Qiming Wang and researchers at the USC Viterbi School of Engineering are harnessing living bacteria to create engineering materials that are strong, tolerant, and resilient. The research is published in Advanced Materials. “The materials we are making are living and self-growing,” said Wang, the Stephen Schrank Early Career Chair in Civil and Environmental Engineering and assistant professor of civil and environmental engineering in the Sonny Astani Department of Civil and Environmental Engineering (CEE). The researchers work with specific bacteria, S. pasteurii known for secreting an enzyme called urease. When urease is exposed to urea and calcium ions, it produces calcium carbonate, a fundamental and strong mineral compound found in bones or teeth. “The key innovation in our research,” said Wang, “is that we guide the bacteria to grow calcium carbonate minerals to achieve ordered microstructures which are similar to those in the natural mineralized composites.” Wang added: “Bacteria know how to save time and energy to do things. They have their own intelligence, and we can harness their smartness to design hybrid materials that are superior to fully synthetic options.

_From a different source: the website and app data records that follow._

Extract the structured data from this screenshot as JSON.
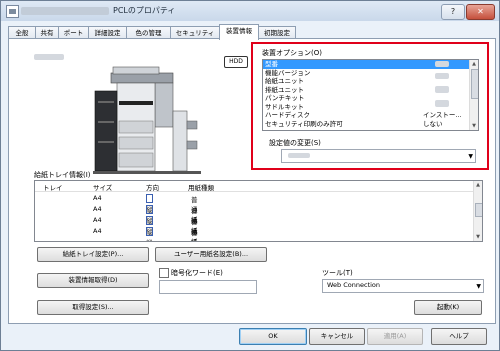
{
  "window": {
    "title_suffix": "PCLのプロパティ",
    "help": "?",
    "close": "✕"
  },
  "tabs": [
    "全般",
    "共有",
    "ポート",
    "詳細設定",
    "色の管理",
    "セキュリティ",
    "装置情報",
    "初期設定"
  ],
  "active_tab_index": 6,
  "device_panel": {
    "hdd_label": "HDD"
  },
  "options": {
    "label": "装置オプション(O)",
    "items": [
      {
        "name": "型番",
        "value": ""
      },
      {
        "name": "機能バージョン",
        "value": ""
      },
      {
        "name": "給紙ユニット",
        "value": ""
      },
      {
        "name": "排紙ユニット",
        "value": ""
      },
      {
        "name": "パンチキット",
        "value": ""
      },
      {
        "name": "サドルキット",
        "value": ""
      },
      {
        "name": "ハードディスク",
        "value": "インストー..."
      },
      {
        "name": "セキュリティ印刷のみ許可",
        "value": "しない"
      }
    ],
    "selected_index": 0,
    "setting_label": "設定値の変更(S)"
  },
  "tray_info": {
    "label": "給紙トレイ情報(I)",
    "headers": [
      "トレイ",
      "サイズ",
      "方向",
      "用紙種類"
    ],
    "rows": [
      {
        "size": "A4",
        "dir": "縦",
        "type": "普通紙"
      },
      {
        "size": "A4",
        "dir": "縦",
        "type": "普通紙"
      },
      {
        "size": "A4",
        "dir": "縦",
        "type": "普通紙"
      },
      {
        "size": "A4",
        "dir": "縦",
        "type": "普通紙"
      }
    ]
  },
  "buttons": {
    "tray_settings": "給紙トレイ設定(P)...",
    "user_paper": "ユーザー用紙名設定(B)...",
    "get_device_info": "装置情報取得(D)",
    "get_settings": "取得設定(S)...",
    "launch": "起動(K)"
  },
  "encryption": {
    "label": "暗号化ワード(E)",
    "checked": false
  },
  "tool": {
    "label": "ツール(T)",
    "value": "Web Connection"
  },
  "footer": {
    "ok": "OK",
    "cancel": "キャンセル",
    "apply": "適用(A)",
    "help": "ヘルプ"
  },
  "colors": {
    "highlight": "#e0001a",
    "selection": "#3399ff"
  }
}
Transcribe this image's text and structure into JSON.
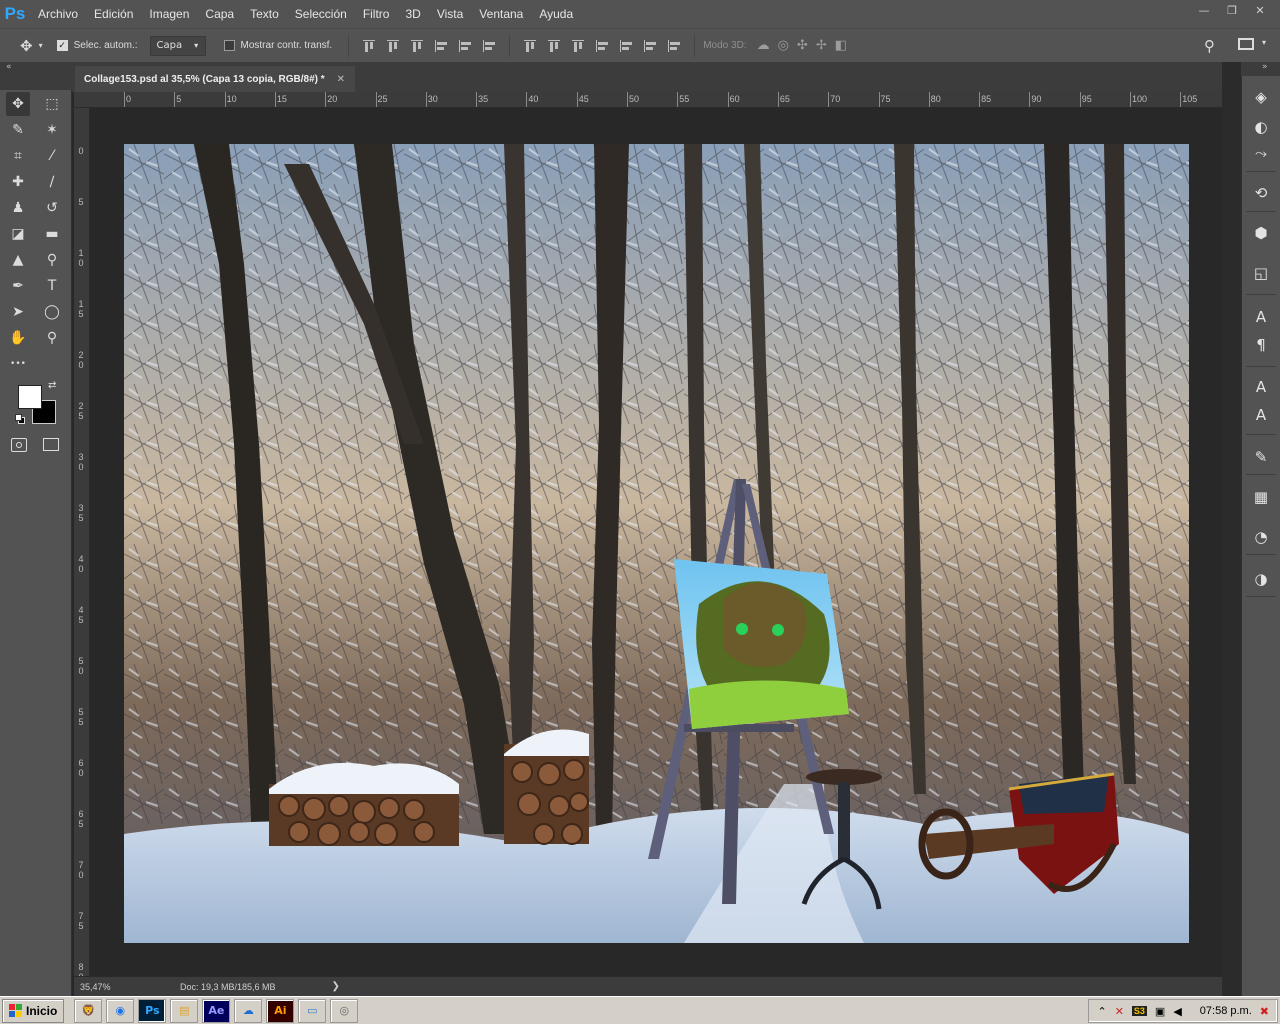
{
  "app": {
    "logo": "Ps",
    "menu": [
      "Archivo",
      "Edición",
      "Imagen",
      "Capa",
      "Texto",
      "Selección",
      "Filtro",
      "3D",
      "Vista",
      "Ventana",
      "Ayuda"
    ],
    "window_controls": {
      "minimize": "—",
      "restore": "❐",
      "close": "✕"
    }
  },
  "options": {
    "auto_select_label": "Selec. autom.:",
    "auto_select_checked": true,
    "layer_select_value": "Capa",
    "show_transform_label": "Mostrar contr. transf.",
    "show_transform_checked": false,
    "mode_3d_label": "Modo 3D:"
  },
  "document": {
    "tab_title": "Collage153.psd al 35,5% (Capa 13 copia, RGB/8#) *",
    "zoom": "35,47%",
    "doc_info": "Doc: 19,3 MB/185,6 MB"
  },
  "rulers": {
    "top": [
      "0",
      "5",
      "10",
      "15",
      "20",
      "25",
      "30",
      "35",
      "40",
      "45",
      "50",
      "55",
      "60",
      "65",
      "70",
      "75",
      "80",
      "85",
      "90",
      "95",
      "100",
      "105"
    ],
    "left": [
      "0",
      "5",
      "1\n0",
      "1\n5",
      "2\n0",
      "2\n5",
      "3\n0",
      "3\n5",
      "4\n0",
      "4\n5",
      "5\n0",
      "5\n5",
      "6\n0",
      "6\n5",
      "7\n0",
      "7\n5",
      "8\n0"
    ]
  },
  "tools": [
    {
      "name": "move-tool-icon",
      "glyph": "✥"
    },
    {
      "name": "marquee-tool-icon",
      "glyph": "⬚"
    },
    {
      "name": "lasso-tool-icon",
      "glyph": "✎"
    },
    {
      "name": "magic-wand-tool-icon",
      "glyph": "✶"
    },
    {
      "name": "crop-tool-icon",
      "glyph": "⌗"
    },
    {
      "name": "eyedropper-tool-icon",
      "glyph": "⁄"
    },
    {
      "name": "healing-brush-tool-icon",
      "glyph": "✚"
    },
    {
      "name": "brush-tool-icon",
      "glyph": "∕"
    },
    {
      "name": "stamp-tool-icon",
      "glyph": "♟"
    },
    {
      "name": "history-brush-tool-icon",
      "glyph": "↺"
    },
    {
      "name": "eraser-tool-icon",
      "glyph": "◪"
    },
    {
      "name": "gradient-tool-icon",
      "glyph": "▬"
    },
    {
      "name": "blur-tool-icon",
      "glyph": "▲"
    },
    {
      "name": "dodge-tool-icon",
      "glyph": "⚲"
    },
    {
      "name": "pen-tool-icon",
      "glyph": "✒"
    },
    {
      "name": "type-tool-icon",
      "glyph": "T"
    },
    {
      "name": "path-selection-tool-icon",
      "glyph": "➤"
    },
    {
      "name": "ellipse-tool-icon",
      "glyph": "◯"
    },
    {
      "name": "hand-tool-icon",
      "glyph": "✋"
    },
    {
      "name": "zoom-tool-icon",
      "glyph": "⚲"
    },
    {
      "name": "more-tools-icon",
      "glyph": "•••"
    }
  ],
  "dock_icons": [
    "layers-icon",
    "channels-icon",
    "paths-icon",
    "history-icon",
    "3d-icon",
    "properties-icon",
    "character-icon",
    "paragraph-icon",
    "character-styles-icon",
    "paragraph-styles-icon",
    "brush-presets-icon",
    "grid-icon",
    "swatches-icon",
    "adjustments-icon"
  ],
  "taskbar": {
    "start_label": "Inicio",
    "apps": [
      "brave-icon",
      "chrome-icon",
      "photoshop-icon",
      "explorer-icon",
      "after-effects-icon",
      "onedrive-icon",
      "illustrator-icon",
      "notepad-icon",
      "viewer-icon"
    ],
    "clock": "07:58 p.m."
  },
  "colors": {
    "accent": "#31a8ff",
    "panel": "#535353",
    "workspace": "#282828"
  }
}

Combining living bacteria and synthetic materials, Wang said this new living material demonstrates mechanical properties superior to that of any natural or synthetic material currently in use. This is largely due to the material’s bouligand structure, which is characterized by multiple layers of minerals laid at varying angles from each other to form a sort of “twist” or helicoidal shape. This structure is difficult to create synthetically. In order to build the material, the researchers 3-D printed a lattice structure or scaffolding. This structure has empty squares within it and the lattice layers are laid at varying angles to create scaffolding in line with the helicoidal shape. The bacteria are then introduced to this structure. There the bacteria will secrete urease, the enzyme which triggers formations of calcium carbonate crystals. These grow from the surface up, eventually filling in the tiny squares or voids in the 3-D printed lattice structure. Bacteria like porous surfaces, Wang said, allowing them to create different patterns with the minerals. The living materials are relatively lightweight, also offering options for defense applications like body armor or vehicle armor. “This material could resist bullet penetration and dissipate energy from its release to avoid damage,” said Yipin Su, a postdoc working with Wang.
Source: USC news release